The Rabbi Robert Sternberg, director of the Hatikvah Holocaust Education Center in Springfield, spoke to numerous individuals about the Holocaust from a classroom and war veterans from the Northern Berkshire region hosted groups who passed through another classroom.
Among the displays stood an exhibit titled "Darfur." The booth sold bags of soup mix based on a favorite recipe of Mother Raile Daffala, with proceeds destined for the Sudan Relief Task Force. The task force is comprised of numerous Berkshire region churches that raise revenues specifically for persons who've been displaced by the violence and are living in the Khartoum region.
Also at the booth were members of the Mount Greylock Regional High School affiliate of the national "Help Darfur Now" organization.
Darius Jonathan, a former advisor to the vice-president of Sudan, was among the featured speakers at the event. During a brief interview, Jonathan said the current situation is "unacceptable."
A booth focused on Darfur was included in the exhbit.
"People are dying; 200,000, 300,000 people dead in three years," Jonathan said. "This is not acceptable in any civilized government. [Government officials] try to blame it all on the militias but it is the government that is depopulating the area to get to the resources, oil and uranium. The government has used money to buy people's silence."
"What I would like to see is pressure on the Sudan government and the people responsible for this brought to a court, a world court."

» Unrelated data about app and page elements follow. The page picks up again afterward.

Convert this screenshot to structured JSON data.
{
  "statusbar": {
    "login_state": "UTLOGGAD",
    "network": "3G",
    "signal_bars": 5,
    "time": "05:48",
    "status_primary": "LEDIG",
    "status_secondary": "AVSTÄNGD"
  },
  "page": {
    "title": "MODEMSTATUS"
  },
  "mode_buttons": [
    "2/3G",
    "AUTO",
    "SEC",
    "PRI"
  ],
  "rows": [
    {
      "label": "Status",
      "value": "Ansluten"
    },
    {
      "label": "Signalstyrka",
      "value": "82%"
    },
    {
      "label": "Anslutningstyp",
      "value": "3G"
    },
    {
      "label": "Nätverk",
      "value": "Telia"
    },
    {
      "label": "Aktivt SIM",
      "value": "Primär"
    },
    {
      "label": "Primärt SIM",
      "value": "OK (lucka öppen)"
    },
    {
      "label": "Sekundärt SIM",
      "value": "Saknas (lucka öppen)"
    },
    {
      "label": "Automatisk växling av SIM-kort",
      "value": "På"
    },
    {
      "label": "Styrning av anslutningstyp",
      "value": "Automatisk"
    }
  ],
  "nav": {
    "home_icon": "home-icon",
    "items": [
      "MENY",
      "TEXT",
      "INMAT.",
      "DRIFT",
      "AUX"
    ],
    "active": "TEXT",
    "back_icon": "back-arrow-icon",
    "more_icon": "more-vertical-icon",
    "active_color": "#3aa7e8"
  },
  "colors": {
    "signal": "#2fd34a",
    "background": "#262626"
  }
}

Susan Bush may be reached via e-mail at firstname.lastname@example.org or at 413-663-3384 ext. 29.